The 1990s saw a revival in matters Herculean. First, Kevin Sorbo brought a light-charmed charm to his portrayal of a more down-to-Earth (no pun intended) Herc–wandering the world with his friends Iolaus (Michael Hurst) and Salmoneus (Michael Trebor), defending the helpless from evil–in a string of made-for TV movies which led to the popular 1995-99 syndicated series Hercules: The Legendary Journeys. Along with introducing the world to Lucy Lawless as Xena: Warrior Princess (who would go on to appear in her own program), the show also had a 1998-99 kid-oriented spin-off, Young Hercules, starring a then-unknown Ryan Gosling in the title role. Not to be outdone, Walt Disney Pictures offered their own animated take on Greek mythology with 1997’s Hercules, a breezy, song-filled adventure which offered some sly satirical pokes at modern-day pop culture. In it, a boastful Hercules’s (voiced by Tate Donovan) deeds make him a celebrity and a marketing phenomenon before he must learn the true meaning of heroism by saving the Olympian gods and his love interest Megara from the foul schemes of the lord of the Underworld, Hades (voiced by James Woods).
The strongman would turn up as both lead and supporting player in several more TV projects over the next several years, played by Brian Thompson in a 2000 remake of Jason and the Argonauts; by Paul Telfer in the NBC miniseries Hercules (2005); and by Mark Addy in the current BBC series Atlantis. On the big screen, Heracles (Steve Byers) was a relatively minor character in the fantasy epic misfire Immortals (2011), while that film’s Poseidon, Twilight series hunk Kellan Lutz, was seen in theaters earlier this year–albeit not for very long–as Herc in The Legend of Hercules, a 300-influenced actioner from Die Hard director Renny Harlin which currently ranks as one of 2014’s bigger box-office losers.
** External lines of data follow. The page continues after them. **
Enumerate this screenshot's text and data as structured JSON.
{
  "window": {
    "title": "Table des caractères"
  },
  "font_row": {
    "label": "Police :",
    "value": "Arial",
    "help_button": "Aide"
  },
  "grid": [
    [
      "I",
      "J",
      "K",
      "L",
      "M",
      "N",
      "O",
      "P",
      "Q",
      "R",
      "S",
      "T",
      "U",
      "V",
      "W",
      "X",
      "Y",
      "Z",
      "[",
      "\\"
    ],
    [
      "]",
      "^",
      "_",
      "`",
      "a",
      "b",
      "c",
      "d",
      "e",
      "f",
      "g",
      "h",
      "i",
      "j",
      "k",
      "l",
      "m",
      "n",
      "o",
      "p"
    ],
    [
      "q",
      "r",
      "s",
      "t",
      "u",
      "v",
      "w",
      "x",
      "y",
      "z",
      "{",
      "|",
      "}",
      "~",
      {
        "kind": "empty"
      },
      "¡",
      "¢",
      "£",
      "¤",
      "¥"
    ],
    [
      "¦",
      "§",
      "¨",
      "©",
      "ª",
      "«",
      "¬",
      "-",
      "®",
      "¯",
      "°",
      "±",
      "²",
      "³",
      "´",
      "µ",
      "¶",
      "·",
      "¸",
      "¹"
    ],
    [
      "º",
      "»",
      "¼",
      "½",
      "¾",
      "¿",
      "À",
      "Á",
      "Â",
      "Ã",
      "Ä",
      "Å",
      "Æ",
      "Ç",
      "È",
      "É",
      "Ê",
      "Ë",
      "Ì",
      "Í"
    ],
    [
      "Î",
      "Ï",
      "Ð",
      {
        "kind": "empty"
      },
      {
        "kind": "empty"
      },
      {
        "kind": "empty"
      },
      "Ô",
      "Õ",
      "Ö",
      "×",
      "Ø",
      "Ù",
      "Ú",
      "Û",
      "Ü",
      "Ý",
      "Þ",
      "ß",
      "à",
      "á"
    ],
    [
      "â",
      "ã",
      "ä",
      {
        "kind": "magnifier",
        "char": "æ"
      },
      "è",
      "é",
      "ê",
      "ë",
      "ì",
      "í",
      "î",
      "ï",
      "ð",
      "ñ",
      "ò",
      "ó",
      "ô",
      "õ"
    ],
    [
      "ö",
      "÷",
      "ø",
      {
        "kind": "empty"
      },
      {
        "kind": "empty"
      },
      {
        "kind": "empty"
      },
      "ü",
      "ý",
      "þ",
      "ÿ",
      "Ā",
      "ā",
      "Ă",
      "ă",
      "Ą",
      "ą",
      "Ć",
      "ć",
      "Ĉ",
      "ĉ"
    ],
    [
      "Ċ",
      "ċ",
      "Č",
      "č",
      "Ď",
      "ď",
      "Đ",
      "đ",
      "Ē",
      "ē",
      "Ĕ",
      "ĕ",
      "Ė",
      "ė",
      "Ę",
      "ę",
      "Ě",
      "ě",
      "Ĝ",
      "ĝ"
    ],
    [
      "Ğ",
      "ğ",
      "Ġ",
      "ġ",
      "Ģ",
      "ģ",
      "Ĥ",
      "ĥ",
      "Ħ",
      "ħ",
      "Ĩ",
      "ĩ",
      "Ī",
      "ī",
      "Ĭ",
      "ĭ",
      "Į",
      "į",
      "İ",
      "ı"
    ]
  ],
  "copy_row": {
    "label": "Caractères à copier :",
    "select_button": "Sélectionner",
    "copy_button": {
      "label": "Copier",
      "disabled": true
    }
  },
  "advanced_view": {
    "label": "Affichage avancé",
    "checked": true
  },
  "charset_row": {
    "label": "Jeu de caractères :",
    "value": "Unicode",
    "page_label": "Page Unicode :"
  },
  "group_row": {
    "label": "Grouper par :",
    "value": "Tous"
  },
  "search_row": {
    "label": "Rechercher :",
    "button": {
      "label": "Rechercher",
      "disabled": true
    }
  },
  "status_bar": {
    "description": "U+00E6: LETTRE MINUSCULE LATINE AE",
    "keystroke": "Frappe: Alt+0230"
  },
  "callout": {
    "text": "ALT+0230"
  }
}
As an acting challenge, playing Herc may not seem as formidable a task as, say, cleaning the Augean Stables or capturing Cerberus the three-headed dog were to the Ancient Greek original. But over the years there’s been a wide array of would-be heroes who have risen–and sometimes failed–to meet it. Audiences now have the opportunity to decide if “The Rock” is a worthy successor to the mighty screen legacy of Hercules.